Newly discovered frog species is world’s smallest vertebrate
At 7.7mm long, the Paedophryne amauensis is thus far the smallest in the animal kingdom with a backbone. This species of vertebrate was found on the thickly leafed forest floor in Papua New Guinea, alongside another tiny frog, the Paedophryne swiftorum that is measured at 8.6mm.
Papua New Guinea’s tropical islands lie just northwest of Australia and are well-known for their rich biodiversity.
The frogs were discovered in 2010 but the discovery was only announced on Wednesday as the study was published on January 11, 2012 in the PLoS ONE journal.
Scientists had a great deal of trouble locating the tiny creatures through listening for their calls.
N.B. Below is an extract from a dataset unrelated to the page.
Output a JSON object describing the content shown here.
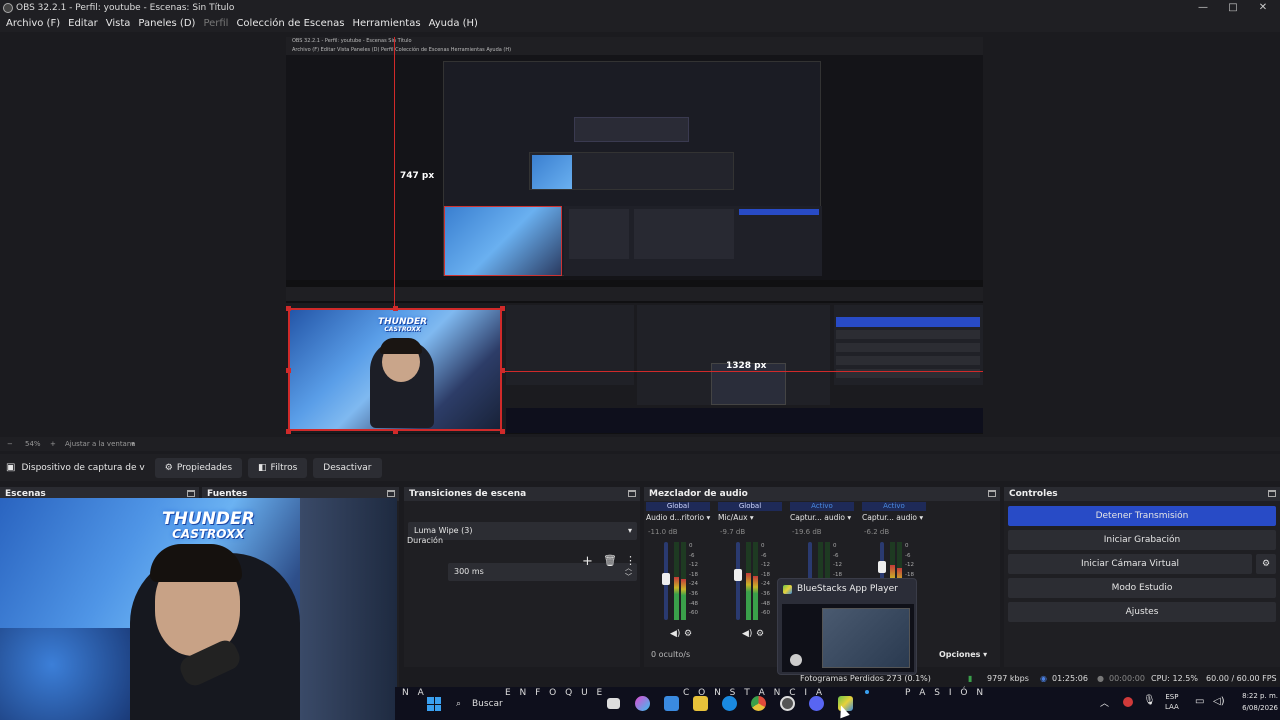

After four failed attempts in finding P.Amauensis in the traditional way, biologist and co-author Christopher Austin from Louisiana State University in Baton Rouge, together with graduate student Eric Rittmeyer, resorted to bagging a large pile of litter leaf and sifting through it.
“… eventually we saw this tiny thing hop off one of the leaves,” Austin told National Geographic News.
These new frogs are fully camouflaged by their earth-coloured skin and are expert jumpers that can leap 30 times the length of their body size.